Exercise: Report each line of the listing that carries the word "label".
===============
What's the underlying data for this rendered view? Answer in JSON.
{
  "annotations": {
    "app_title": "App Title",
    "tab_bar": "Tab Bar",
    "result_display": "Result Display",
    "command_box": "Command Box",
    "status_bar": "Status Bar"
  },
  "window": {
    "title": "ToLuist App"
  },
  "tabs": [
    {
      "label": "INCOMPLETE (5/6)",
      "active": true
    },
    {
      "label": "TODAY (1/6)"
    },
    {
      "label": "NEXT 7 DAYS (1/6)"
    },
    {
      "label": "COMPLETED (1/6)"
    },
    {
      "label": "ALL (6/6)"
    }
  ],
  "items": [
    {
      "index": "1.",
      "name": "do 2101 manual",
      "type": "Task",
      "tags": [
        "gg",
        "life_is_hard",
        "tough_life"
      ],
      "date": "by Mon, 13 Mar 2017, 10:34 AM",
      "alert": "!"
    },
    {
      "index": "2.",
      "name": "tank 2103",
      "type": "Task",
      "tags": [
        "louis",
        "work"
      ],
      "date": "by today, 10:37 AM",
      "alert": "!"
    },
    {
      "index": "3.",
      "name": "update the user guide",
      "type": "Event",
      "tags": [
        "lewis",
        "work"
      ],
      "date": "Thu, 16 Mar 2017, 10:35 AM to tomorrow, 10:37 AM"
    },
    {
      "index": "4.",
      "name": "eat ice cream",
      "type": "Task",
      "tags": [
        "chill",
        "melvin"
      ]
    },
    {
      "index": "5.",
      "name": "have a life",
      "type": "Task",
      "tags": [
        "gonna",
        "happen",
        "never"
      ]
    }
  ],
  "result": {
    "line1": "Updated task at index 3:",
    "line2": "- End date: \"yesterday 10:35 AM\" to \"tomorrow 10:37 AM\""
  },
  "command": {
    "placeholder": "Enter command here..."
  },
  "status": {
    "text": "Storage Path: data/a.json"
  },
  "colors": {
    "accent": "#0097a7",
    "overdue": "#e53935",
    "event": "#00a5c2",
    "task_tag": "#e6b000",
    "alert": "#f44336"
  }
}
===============
Response area:
      "label": "INCOMPLETE (5/6)",
      "label": "TODAY (1/6)"
      "label": "NEXT 7 DAYS (1/6)"
      "label": "COMPLETED (1/6)"
      "label": "ALL (6/6)"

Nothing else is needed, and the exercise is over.